---- PROVIDED RECORDS

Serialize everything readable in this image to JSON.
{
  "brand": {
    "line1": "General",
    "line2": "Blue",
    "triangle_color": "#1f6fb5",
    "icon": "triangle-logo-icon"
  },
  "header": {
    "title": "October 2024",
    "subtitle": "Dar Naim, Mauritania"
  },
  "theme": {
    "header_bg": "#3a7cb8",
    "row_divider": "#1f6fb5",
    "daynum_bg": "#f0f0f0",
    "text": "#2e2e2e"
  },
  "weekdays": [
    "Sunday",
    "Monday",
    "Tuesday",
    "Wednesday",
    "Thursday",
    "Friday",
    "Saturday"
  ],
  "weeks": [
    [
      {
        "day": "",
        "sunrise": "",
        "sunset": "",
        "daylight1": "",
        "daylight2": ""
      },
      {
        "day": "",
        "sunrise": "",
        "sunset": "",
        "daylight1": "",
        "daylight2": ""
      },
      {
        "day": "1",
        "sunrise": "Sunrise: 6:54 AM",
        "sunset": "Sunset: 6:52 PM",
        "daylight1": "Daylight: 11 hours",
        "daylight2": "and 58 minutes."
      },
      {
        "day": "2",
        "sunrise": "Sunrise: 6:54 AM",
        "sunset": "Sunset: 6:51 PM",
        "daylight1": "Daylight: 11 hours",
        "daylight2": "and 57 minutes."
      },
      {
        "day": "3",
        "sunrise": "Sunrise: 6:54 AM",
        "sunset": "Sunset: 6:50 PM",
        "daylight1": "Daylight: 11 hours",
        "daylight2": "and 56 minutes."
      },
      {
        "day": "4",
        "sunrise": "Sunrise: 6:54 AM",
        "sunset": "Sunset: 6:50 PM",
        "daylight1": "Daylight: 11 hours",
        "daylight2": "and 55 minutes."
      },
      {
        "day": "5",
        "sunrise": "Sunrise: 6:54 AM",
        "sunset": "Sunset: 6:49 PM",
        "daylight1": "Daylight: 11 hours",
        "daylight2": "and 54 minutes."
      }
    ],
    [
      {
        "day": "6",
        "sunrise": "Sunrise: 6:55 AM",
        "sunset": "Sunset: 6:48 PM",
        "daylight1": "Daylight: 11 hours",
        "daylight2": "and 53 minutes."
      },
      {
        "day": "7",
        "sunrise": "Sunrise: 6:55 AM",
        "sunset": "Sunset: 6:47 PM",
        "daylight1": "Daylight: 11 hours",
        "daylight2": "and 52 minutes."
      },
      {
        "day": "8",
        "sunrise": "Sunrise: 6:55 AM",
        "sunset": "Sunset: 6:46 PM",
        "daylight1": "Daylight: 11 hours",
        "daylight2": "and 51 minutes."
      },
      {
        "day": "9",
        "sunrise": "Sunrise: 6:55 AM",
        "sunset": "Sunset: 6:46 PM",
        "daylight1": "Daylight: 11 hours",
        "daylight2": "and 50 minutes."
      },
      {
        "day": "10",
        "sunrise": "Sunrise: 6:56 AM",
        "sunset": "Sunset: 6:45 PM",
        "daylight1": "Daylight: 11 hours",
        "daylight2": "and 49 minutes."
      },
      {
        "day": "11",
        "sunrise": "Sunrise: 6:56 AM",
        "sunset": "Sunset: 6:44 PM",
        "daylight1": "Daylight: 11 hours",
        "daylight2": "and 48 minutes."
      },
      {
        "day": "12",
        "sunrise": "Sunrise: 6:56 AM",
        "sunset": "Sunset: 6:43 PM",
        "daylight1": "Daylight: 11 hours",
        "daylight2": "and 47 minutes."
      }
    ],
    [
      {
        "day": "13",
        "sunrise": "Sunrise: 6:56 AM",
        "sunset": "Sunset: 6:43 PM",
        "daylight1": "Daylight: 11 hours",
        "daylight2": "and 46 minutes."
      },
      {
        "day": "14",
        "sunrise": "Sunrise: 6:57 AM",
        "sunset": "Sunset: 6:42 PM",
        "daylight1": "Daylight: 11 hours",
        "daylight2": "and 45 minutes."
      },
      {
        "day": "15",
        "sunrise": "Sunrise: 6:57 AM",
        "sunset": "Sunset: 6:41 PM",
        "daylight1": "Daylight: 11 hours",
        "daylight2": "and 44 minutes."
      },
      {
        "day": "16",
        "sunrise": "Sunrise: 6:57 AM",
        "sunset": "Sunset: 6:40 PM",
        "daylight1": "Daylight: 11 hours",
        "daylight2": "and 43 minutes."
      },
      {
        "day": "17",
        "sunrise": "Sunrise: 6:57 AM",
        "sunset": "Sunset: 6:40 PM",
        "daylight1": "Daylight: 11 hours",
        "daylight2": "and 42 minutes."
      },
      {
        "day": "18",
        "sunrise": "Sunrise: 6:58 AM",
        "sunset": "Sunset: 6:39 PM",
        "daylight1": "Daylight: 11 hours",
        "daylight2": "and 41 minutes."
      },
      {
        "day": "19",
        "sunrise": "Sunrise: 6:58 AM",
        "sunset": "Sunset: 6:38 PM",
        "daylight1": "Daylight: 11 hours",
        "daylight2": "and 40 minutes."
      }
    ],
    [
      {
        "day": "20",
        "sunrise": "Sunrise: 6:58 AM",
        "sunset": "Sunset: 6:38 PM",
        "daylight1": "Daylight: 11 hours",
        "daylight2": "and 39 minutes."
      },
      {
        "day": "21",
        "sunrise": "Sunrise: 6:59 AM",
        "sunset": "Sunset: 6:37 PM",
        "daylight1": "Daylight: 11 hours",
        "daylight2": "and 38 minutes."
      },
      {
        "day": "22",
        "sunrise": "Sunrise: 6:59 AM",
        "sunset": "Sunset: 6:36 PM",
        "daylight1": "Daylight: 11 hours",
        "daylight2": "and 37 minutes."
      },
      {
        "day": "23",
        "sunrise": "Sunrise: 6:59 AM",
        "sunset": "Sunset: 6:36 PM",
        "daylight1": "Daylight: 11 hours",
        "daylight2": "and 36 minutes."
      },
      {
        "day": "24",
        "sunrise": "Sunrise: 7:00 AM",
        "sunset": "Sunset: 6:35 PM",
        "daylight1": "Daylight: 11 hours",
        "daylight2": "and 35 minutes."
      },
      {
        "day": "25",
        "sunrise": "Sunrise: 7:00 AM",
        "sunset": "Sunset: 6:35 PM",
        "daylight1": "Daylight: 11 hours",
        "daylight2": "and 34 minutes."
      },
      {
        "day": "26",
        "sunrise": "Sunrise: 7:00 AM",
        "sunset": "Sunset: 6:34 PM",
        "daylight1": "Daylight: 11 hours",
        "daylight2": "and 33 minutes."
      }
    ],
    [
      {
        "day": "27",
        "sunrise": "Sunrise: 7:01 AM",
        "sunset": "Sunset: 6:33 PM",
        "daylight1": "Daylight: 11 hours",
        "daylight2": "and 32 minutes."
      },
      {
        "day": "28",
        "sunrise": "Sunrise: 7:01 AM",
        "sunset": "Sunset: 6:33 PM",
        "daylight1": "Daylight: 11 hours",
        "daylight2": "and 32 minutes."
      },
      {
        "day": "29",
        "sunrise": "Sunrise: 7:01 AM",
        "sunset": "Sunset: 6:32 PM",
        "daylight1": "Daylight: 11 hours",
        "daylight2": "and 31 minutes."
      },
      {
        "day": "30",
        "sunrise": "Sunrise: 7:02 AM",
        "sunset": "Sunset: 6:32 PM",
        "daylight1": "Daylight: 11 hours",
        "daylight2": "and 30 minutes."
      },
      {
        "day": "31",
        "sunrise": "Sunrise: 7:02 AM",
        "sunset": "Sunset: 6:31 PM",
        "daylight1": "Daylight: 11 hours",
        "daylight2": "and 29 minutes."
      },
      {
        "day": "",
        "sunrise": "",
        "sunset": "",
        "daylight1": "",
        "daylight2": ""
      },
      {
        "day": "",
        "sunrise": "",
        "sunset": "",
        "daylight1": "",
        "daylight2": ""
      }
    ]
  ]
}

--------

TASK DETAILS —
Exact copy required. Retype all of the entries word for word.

ANSWER BELOW —
Serialize everything readable in this image to JSON.
{
  "brand": {
    "line1": "General",
    "line2": "Blue",
    "triangle_color": "#1f6fb5",
    "icon": "triangle-logo-icon"
  },
  "header": {
    "title": "October 2024",
    "subtitle": "Dar Naim, Mauritania"
  },
  "theme": {
    "header_bg": "#3a7cb8",
    "row_divider": "#1f6fb5",
    "daynum_bg": "#f0f0f0",
    "text": "#2e2e2e"
  },
  "weekdays": [
    "Sunday",
    "Monday",
    "Tuesday",
    "Wednesday",
    "Thursday",
    "Friday",
    "Saturday"
  ],
  "weeks": [
    [
      {
        "day": "",
        "sunrise": "",
        "sunset": "",
        "daylight1": "",
        "daylight2": ""
      },
      {
        "day": "",
        "sunrise": "",
        "sunset": "",
        "daylight1": "",
        "daylight2": ""
      },
      {
        "day": "1",
        "sunrise": "Sunrise: 6:54 AM",
        "sunset": "Sunset: 6:52 PM",
        "daylight1": "Daylight: 11 hours",
        "daylight2": "and 58 minutes."
      },
      {
        "day": "2",
        "sunrise": "Sunrise: 6:54 AM",
        "sunset": "Sunset: 6:51 PM",
        "daylight1": "Daylight: 11 hours",
        "daylight2": "and 57 minutes."
      },
      {
        "day": "3",
        "sunrise": "Sunrise: 6:54 AM",
        "sunset": "Sunset: 6:50 PM",
        "daylight1": "Daylight: 11 hours",
        "daylight2": "and 56 minutes."
      },
      {
        "day": "4",
        "sunrise": "Sunrise: 6:54 AM",
        "sunset": "Sunset: 6:50 PM",
        "daylight1": "Daylight: 11 hours",
        "daylight2": "and 55 minutes."
      },
      {
        "day": "5",
        "sunrise": "Sunrise: 6:54 AM",
        "sunset": "Sunset: 6:49 PM",
        "daylight1": "Daylight: 11 hours",
        "daylight2": "and 54 minutes."
      }
    ],
    [
      {
        "day": "6",
        "sunrise": "Sunrise: 6:55 AM",
        "sunset": "Sunset: 6:48 PM",
        "daylight1": "Daylight: 11 hours",
        "daylight2": "and 53 minutes."
      },
      {
        "day": "7",
        "sunrise": "Sunrise: 6:55 AM",
        "sunset": "Sunset: 6:47 PM",
        "daylight1": "Daylight: 11 hours",
        "daylight2": "and 52 minutes."
      },
      {
        "day": "8",
        "sunrise": "Sunrise: 6:55 AM",
        "sunset": "Sunset: 6:46 PM",
        "daylight1": "Daylight: 11 hours",
        "daylight2": "and 51 minutes."
      },
      {
        "day": "9",
        "sunrise": "Sunrise: 6:55 AM",
        "sunset": "Sunset: 6:46 PM",
        "daylight1": "Daylight: 11 hours",
        "daylight2": "and 50 minutes."
      },
      {
        "day": "10",
        "sunrise": "Sunrise: 6:56 AM",
        "sunset": "Sunset: 6:45 PM",
        "daylight1": "Daylight: 11 hours",
        "daylight2": "and 49 minutes."
      },
      {
        "day": "11",
        "sunrise": "Sunrise: 6:56 AM",
        "sunset": "Sunset: 6:44 PM",
        "daylight1": "Daylight: 11 hours",
        "daylight2": "and 48 minutes."
      },
      {
        "day": "12",
        "sunrise": "Sunrise: 6:56 AM",
        "sunset": "Sunset: 6:43 PM",
        "daylight1": "Daylight: 11 hours",
        "daylight2": "and 47 minutes."
      }
    ],
    [
      {
        "day": "13",
        "sunrise": "Sunrise: 6:56 AM",
        "sunset": "Sunset: 6:43 PM",
        "daylight1": "Daylight: 11 hours",
        "daylight2": "and 46 minutes."
      },
      {
        "day": "14",
        "sunrise": "Sunrise: 6:57 AM",
        "sunset": "Sunset: 6:42 PM",
        "daylight1": "Daylight: 11 hours",
        "daylight2": "and 45 minutes."
      },
      {
        "day": "15",
        "sunrise": "Sunrise: 6:57 AM",
        "sunset": "Sunset: 6:41 PM",
        "daylight1": "Daylight: 11 hours",
        "daylight2": "and 44 minutes."
      },
      {
        "day": "16",
        "sunrise": "Sunrise: 6:57 AM",
        "sunset": "Sunset: 6:40 PM",
        "daylight1": "Daylight: 11 hours",
        "daylight2": "and 43 minutes."
      },
      {
        "day": "17",
        "sunrise": "Sunrise: 6:57 AM",
        "sunset": "Sunset: 6:40 PM",
        "daylight1": "Daylight: 11 hours",
        "daylight2": "and 42 minutes."
      },
      {
        "day": "18",
        "sunrise": "Sunrise: 6:58 AM",
        "sunset": "Sunset: 6:39 PM",
        "daylight1": "Daylight: 11 hours",
        "daylight2": "and 41 minutes."
      },
      {
        "day": "19",
        "sunrise": "Sunrise: 6:58 AM",
        "sunset": "Sunset: 6:38 PM",
        "daylight1": "Daylight: 11 hours",
        "daylight2": "and 40 minutes."
      }
    ],
    [
      {
        "day": "20",
        "sunrise": "Sunrise: 6:58 AM",
        "sunset": "Sunset: 6:38 PM",
        "daylight1": "Daylight: 11 hours",
        "daylight2": "and 39 minutes."
      },
      {
        "day": "21",
        "sunrise": "Sunrise: 6:59 AM",
        "sunset": "Sunset: 6:37 PM",
        "daylight1": "Daylight: 11 hours",
        "daylight2": "and 38 minutes."
      },
      {
        "day": "22",
        "sunrise": "Sunrise: 6:59 AM",
        "sunset": "Sunset: 6:36 PM",
        "daylight1": "Daylight: 11 hours",
        "daylight2": "and 37 minutes."
      },
      {
        "day": "23",
        "sunrise": "Sunrise: 6:59 AM",
        "sunset": "Sunset: 6:36 PM",
        "daylight1": "Daylight: 11 hours",
        "daylight2": "and 36 minutes."
      },
      {
        "day": "24",
        "sunrise": "Sunrise: 7:00 AM",
        "sunset": "Sunset: 6:35 PM",
        "daylight1": "Daylight: 11 hours",
        "daylight2": "and 35 minutes."
      },
      {
        "day": "25",
        "sunrise": "Sunrise: 7:00 AM",
        "sunset": "Sunset: 6:35 PM",
        "daylight1": "Daylight: 11 hours",
        "daylight2": "and 34 minutes."
      },
      {
        "day": "26",
        "sunrise": "Sunrise: 7:00 AM",
        "sunset": "Sunset: 6:34 PM",
        "daylight1": "Daylight: 11 hours",
        "daylight2": "and 33 minutes."
      }
    ],
    [
      {
        "day": "27",
        "sunrise": "Sunrise: 7:01 AM",
        "sunset": "Sunset: 6:33 PM",
        "daylight1": "Daylight: 11 hours",
        "daylight2": "and 32 minutes."
      },
      {
        "day": "28",
        "sunrise": "Sunrise: 7:01 AM",
        "sunset": "Sunset: 6:33 PM",
        "daylight1": "Daylight: 11 hours",
        "daylight2": "and 32 minutes."
      },
      {
        "day": "29",
        "sunrise": "Sunrise: 7:01 AM",
        "sunset": "Sunset: 6:32 PM",
        "daylight1": "Daylight: 11 hours",
        "daylight2": "and 31 minutes."
      },
      {
        "day": "30",
        "sunrise": "Sunrise: 7:02 AM",
        "sunset": "Sunset: 6:32 PM",
        "daylight1": "Daylight: 11 hours",
        "daylight2": "and 30 minutes."
      },
      {
        "day": "31",
        "sunrise": "Sunrise: 7:02 AM",
        "sunset": "Sunset: 6:31 PM",
        "daylight1": "Daylight: 11 hours",
        "daylight2": "and 29 minutes."
      },
      {
        "day": "",
        "sunrise": "",
        "sunset": "",
        "daylight1": "",
        "daylight2": ""
      },
      {
        "day": "",
        "sunrise": "",
        "sunset": "",
        "daylight1": "",
        "daylight2": ""
      }
    ]
  ]
}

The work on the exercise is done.